Nishiyama H, Higashitsuji H, Yokoi H, Itoh K, Danno S, Matsuda T and Fujita J: Cloning and characterization of human CIRP (cold-inducible RNA-binding protein) cDNA and chromosomal assignment of the gene. Gene. 204:115–120. 1997. View Article : Google Scholar
Nishiyama H, Danno S, Kaneko Y, Itoh K, Yokoi H, Fukumoto M, Okuno H, Millán JL, Matsuda T, Yoshida O and Fujita J: Decreased expression of cold-inducible RNA-binding protein (CIRP) in male germ cells at elevated temperature. Am J Pathol. 152:289–296. 1998.PubMed/NCBI
Nishiyama H, Xue JH, Sato T, Fukuyama H, Mizuno N, Houtani T, Sugimoto T and Fujita J: Diurnal change of the cold-inducible RNA-binding protein (Cirp) expression in mouse brain. Biochem Biophys Res Commun. 245:534–538. 1998. View Article : Google Scholar : PubMed/NCBI
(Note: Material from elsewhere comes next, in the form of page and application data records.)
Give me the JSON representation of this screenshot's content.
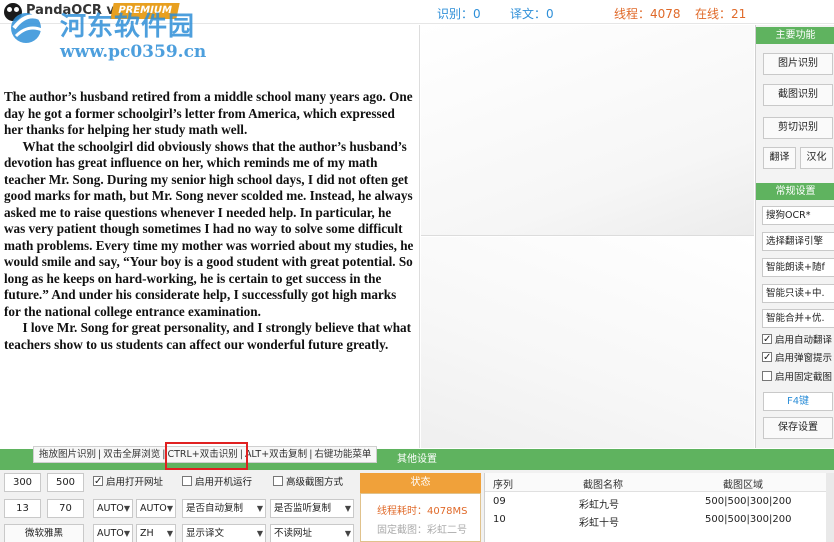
{
  "app": {
    "title": "PandaOCR v2.4",
    "badge": "PREMIUM"
  },
  "watermark": {
    "site_name": "河东软件园",
    "url": "www.pc0359.cn"
  },
  "stats": {
    "recognize": "识别：0",
    "translate": "译文：0",
    "threads": "线程：4078",
    "online": "在线：21"
  },
  "ocr_paragraphs": [
    {
      "indent": false,
      "text": "The author’s husband retired from a middle school many years ago. One day he got a former schoolgirl’s letter from America, which expressed her thanks for helping her study math well."
    },
    {
      "indent": true,
      "text": "What the schoolgirl did obviously shows that the author’s husband’s devotion has great influence on her, which reminds me of my math teacher Mr. Song. During my senior high school days, I did not often get good marks for math, but Mr. Song never scolded me. Instead, he always asked me to raise questions whenever I needed help. In particular, he was very patient though sometimes I had no way to solve some difficult math problems. Every time my mother was worried about my studies, he would smile and say, “Your boy is a good student with great potential. So long as he keeps on hard-working, he is certain to get success in the future.” And under his considerate help, I successfully got high marks for the national college entrance examination."
    },
    {
      "indent": true,
      "text": "I love Mr. Song for great personality, and I strongly believe that what teachers show to us students can affect our wonderful future greatly."
    }
  ],
  "sidebar": {
    "main_header": "主要功能",
    "btn_image_ocr": "图片识别",
    "btn_screenshot_ocr": "截图识别",
    "btn_clipboard_ocr": "剪切识别",
    "btn_translate": "翻译",
    "btn_chinese": "汉化",
    "settings_header": "常规设置",
    "select_engine": "搜狗OCR*",
    "select_translate_engine": "选择翻译引擎",
    "select_read": "智能朗读+随f",
    "select_read_only": "智能只读+中.",
    "select_merge": "智能合并+优.",
    "check_auto_translate": "启用自动翻译",
    "check_popup_hint": "启用弹窗提示",
    "check_fixed_screenshot": "启用固定截图",
    "f4_key": "F4键",
    "save_settings": "保存设置"
  },
  "hints": {
    "drag_image": "拖放图片识别",
    "double_click_fullscreen": "双击全屏浏览",
    "ctrl_double_click": "CTRL+双击识别",
    "alt_double_click": "ALT+双击复制",
    "right_click_menu": "右键功能菜单"
  },
  "other_settings": {
    "header": "其他设置",
    "width": "300",
    "height": "500",
    "offset_x": "13",
    "offset_y": "70",
    "check_open_url": "启用打开网址",
    "check_startup": "启用开机运行",
    "check_advanced_screenshot": "高级截图方式",
    "auto_select_1": "AUTO",
    "auto_select_2": "AUTO",
    "auto_copy_select": "是否自动复制",
    "listen_copy_select": "是否监听复制",
    "ms_yahei_button": "微软雅黑",
    "lang_auto": "AUTO",
    "lang_zh": "ZH",
    "show_translation_select": "显示译文",
    "no_url_select": "不读网址"
  },
  "status": {
    "header": "状态",
    "thread_time": "线程耗时：4078MS",
    "fixed_screenshot": "固定截图：彩虹二号"
  },
  "table": {
    "columns": [
      "序列",
      "截图名称",
      "截图区域"
    ],
    "rows": [
      {
        "seq": "09",
        "name": "彩虹九号",
        "area": "500|500|300|200"
      },
      {
        "seq": "10",
        "name": "彩虹十号",
        "area": "500|500|300|200"
      }
    ]
  },
  "colors": {
    "accent_green": "#5fb35f",
    "accent_orange": "#f0a13a",
    "stat_blue": "#2e8fd8",
    "stat_orange": "#e06a2a",
    "highlight_red": "#e02020"
  }
}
Sheikh MS, Carrier F, Papathanasiou MA, Hollander MC, Zhan Q, Yu K and Fornace AJ Jr: Identification of several human homologs of hamster DNA damage-inducible transcripts. Cloning and characterization of a novel UV-inducible cDNA that codes for a putative RNA-binding protein. J Biol Chem. 272:26720–26726. 1997. View Article : Google Scholar : PubMed/NCBI
Wellmann S, Bührer C, Moderegger E, Zelmer A, Kirschner R, Koehne P, Fujita J and Seeger K: Oxygen-regulated expression of the RNA-binding proteins RBM3 and CIRP by a HIF-1-independent mechanism. J Cell Sci. 117:1785–1794. 2004. View Article : Google Scholar : PubMed/NCBI
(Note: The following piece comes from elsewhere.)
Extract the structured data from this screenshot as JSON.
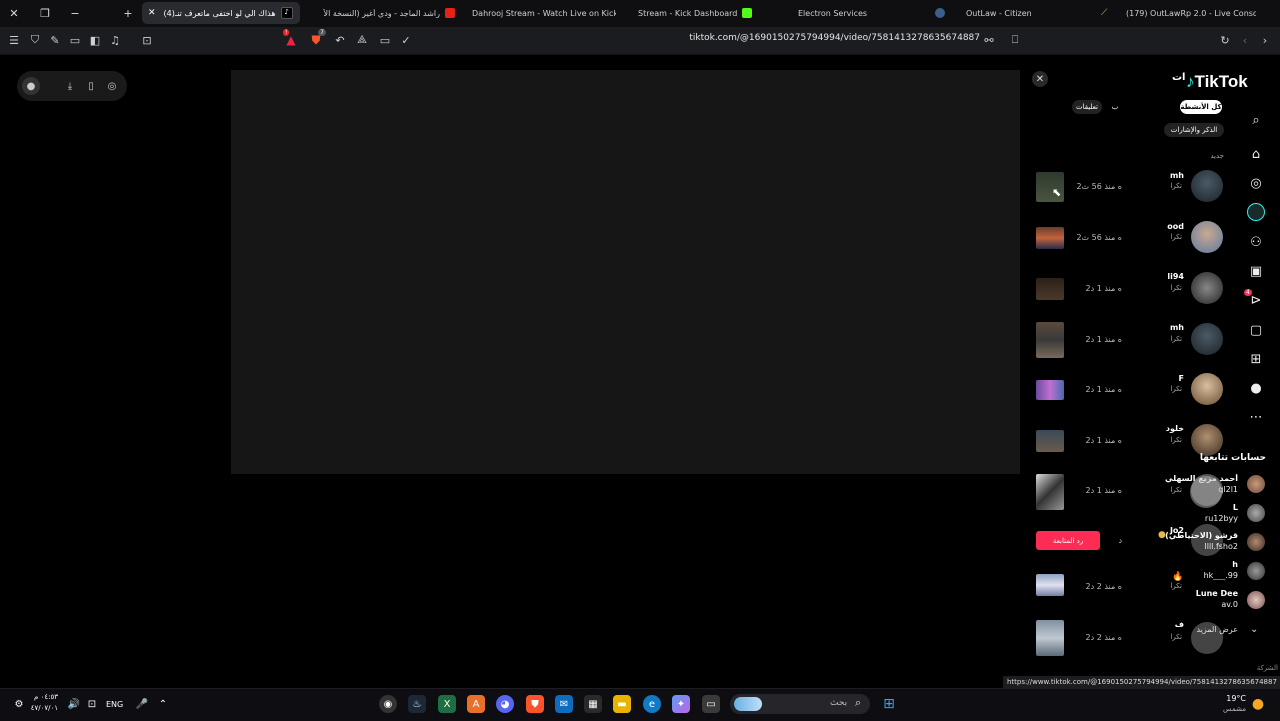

Xue JH, Nonoguchi K, Fukumoto M, Sato T, Nishiyama H, Higashitsuji H, Itoh K and Fujita J: Effects of ischemia and H2O2 on the cold stress protein CIRP expression in rat neuronal cells. Free Radic Biol Med. 27:1238–1244. 1999. View Article : Google Scholar
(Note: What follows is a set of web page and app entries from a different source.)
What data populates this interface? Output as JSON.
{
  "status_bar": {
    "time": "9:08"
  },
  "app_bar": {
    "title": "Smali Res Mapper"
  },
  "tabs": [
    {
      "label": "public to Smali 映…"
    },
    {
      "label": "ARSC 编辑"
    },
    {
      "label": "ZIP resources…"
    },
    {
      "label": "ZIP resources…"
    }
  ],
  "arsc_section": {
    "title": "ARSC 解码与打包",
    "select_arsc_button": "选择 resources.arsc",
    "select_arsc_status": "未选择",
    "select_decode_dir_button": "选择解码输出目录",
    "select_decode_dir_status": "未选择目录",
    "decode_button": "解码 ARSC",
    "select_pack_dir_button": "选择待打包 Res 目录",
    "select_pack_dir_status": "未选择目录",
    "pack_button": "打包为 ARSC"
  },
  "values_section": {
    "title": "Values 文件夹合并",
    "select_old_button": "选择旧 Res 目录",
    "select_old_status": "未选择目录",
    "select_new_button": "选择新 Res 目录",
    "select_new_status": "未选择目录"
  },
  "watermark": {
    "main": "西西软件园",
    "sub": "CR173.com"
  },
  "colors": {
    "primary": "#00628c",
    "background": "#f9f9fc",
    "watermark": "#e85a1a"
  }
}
Qiang X, Yang WL, Wu R, Zhou M, Jacob A, Dong W, Kuncewitch M, Ji Y, Yang H, Wang H, et al: Cold-inducible RNA-binding protein (CIRP) triggers inflammatory responses in hemorrhagic shock and sepsis. Nat Med. 19:1489–1495. 2013. View Article : Google Scholar : PubMed/NCBI
Idrovo JP, Yang WL, Jacob A, Ajakaiye MA, Cheyuo C, Wang Z, Prince JM, Nicastro J, Coppa GF and Wang P: Combination of adrenomedullin with its binding protein accelerates cutaneous wound healing. PLoS One. 10:e01202252015. View Article : Google Scholar : PubMed/NCBI
Giangola MD, Yang WL, Rajayer SR, Nicastro J, Coppa GF and Wang P: Growth arrest-specific protein 6 attenuates neutrophil migration and acute lung injury in sepsis. Shock. 40:485–491. 2013. View Article : Google Scholar : PubMed/NCBI
Loots MA, Lamme EN, Zeegelaar J, Mekkes JR, Bos JD and Middelkoop E: Differences in cellular infiltrate and extracellular matrix of chronic diabetic and venous ulcers versus acute wounds. J Invest Dermatol. 111:850–857. 1998. View Article : Google Scholar : PubMed/NCBI
Mendez MV, Stanley A, Park HY, Shon K, Phillips T and Menzoian JO: Fibroblasts cultured from venous ulcers display cellular characteristics of senescence. J Vasc Surg. 28:876–883. 1998. View Article : Google Scholar : PubMed/NCBI
Wenk J, Foitzik A, Achterberg V, Sabiwalsky A, Dissemond J, Meewes C, Reitz A, Brenneisen P, Wlaschek M, Meyer-Ingold W and Scharffetter-Kochanek K: Selective pick-up of increased iron by deferoxamine-coupled cellulose abrogates the iron-driven induction of matrix-degrading metalloproteinase 1 and lipid peroxidation in human dermal fibroblasts in vitro: A new dressing concept. J Invest Dermatol. 116:833–839. 2001. View Article : Google Scholar : PubMed/NCBI